G.M. Leung, … J.R. Lu, in International Encyclopedia of Public Health, 2008
In contrast to the boom-bust trajectory of health insurance coverage (and therefore access to care) on the mainland, Taiwan has used the fruits of socioeconomic development to progressively expand coverage by establishing three major social insurance programs (and seven other smaller public insurance schemes), namely Labor Insurance in 1950, Government Employee Insurance in 1958, and Farmers Insurance in 1989 (for which its predecessor demonstration project started in 1985) (Lu and Hsieh, 2000a; Cheng, 2003). Collectively, this had covered about 57% of the total population by 1995. The 43% uninsured, mostly consisting of the two age extremes with the highest health-care need, were nevertheless deterred from seeking necessary medical services, which predictably resulted in socially patterned access to care, as in China progressively since the 1980s, that was consistent with Tudor Hart’s Inverse Care Law (Tudor Hart, 2000).
After nearly a decade of planning, including a 2-year legislative marathon (Cheng, 2003), Taiwan replaced its previous patchwork of ten separate social health insurance funds with a single-payer, National Health Insurance (NHI) scheme in 1995. The government planned its new NHI system to achieve two essential objectives: providing equal access to health care for all citizens, and controlling total health spending within a reasonable level. The NHI provides a comprehensive benefit package that covers preventive and medical services, prescription drugs, dental services, Chinese medicine, and home nurse visits (Lu and Hsiao, 2003). It is financed mainly through premiums (in the form of payroll tax) and supplemented with direct government funding, and it compensates a mixed health-care economy of public and private (dominant) providers predominantly on a fee-for-service basis (Chiang, 1997). Population coverage in the NHI scheme had reached 99% by the end of 2004 (International Symposium on Achievements and Challenges of National Health Systems, 2005). Therefore, both Taiwan and Hong Kong have now achieved universal coverage through social insurance and tax financing, respectively, which were instituted in tandem with their economic development (the former lags the latter by about 15 years). Table 3 summarizes the current health financing arrangements in the three populations.

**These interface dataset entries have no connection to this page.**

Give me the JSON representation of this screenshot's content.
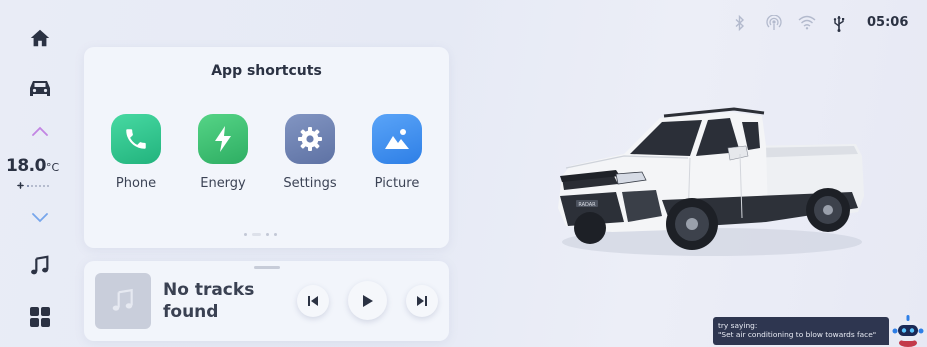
{
  "status": {
    "time": "05:06"
  },
  "climate": {
    "temperature": "18.0",
    "unit": "°C"
  },
  "shortcuts": {
    "title": "App shortcuts",
    "apps": [
      {
        "label": "Phone"
      },
      {
        "label": "Energy"
      },
      {
        "label": "Settings"
      },
      {
        "label": "Picture"
      }
    ]
  },
  "music": {
    "track_title": "No tracks found"
  },
  "voice": {
    "line1": "try saying:",
    "line2": "\"Set air conditioning to blow towards face\""
  },
  "car": {
    "badge": "RADAR"
  },
  "colors": {
    "phone_icon": "#31c88f",
    "energy_icon": "#3ec275",
    "settings_icon": "#6d81b1",
    "picture_icon": "#3d8ef0",
    "accent": "#7da8ee"
  }
}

BMI, basic medical insurance; CMS, cooperative medical system; MA, medical assistance; MSAs, medical savings accounts; NCMS, new cooperative medical system; NHI, National Health Insurance.
A.J. Atherly, in Encyclopedia of Health Economics, 2014
In many countries with public health insurance coverage, individuals have the option to purchase additional coverage from private health insurers to supplement public coverage. This additional coverage can either duplicate public coverage or fill in gaps (supplement) in the public plan, such as covering services outside the public benefit package or filling in cost-sharing gaps in the public coverage. The Organization for Economic Co operation and Development (OECD) defines supplementary coverage as
Supplementary policies are commonly held in many OECD countries, including Australia, Canada, Germany, Ireland, Switzerland, the Netherlands, the UK, and the US Medicare population. Although the precise rules vary by country, the key motivation is that many types of public insurance leave policy holders with substantial potential liability for out-of-pocket expenses (Figure 1).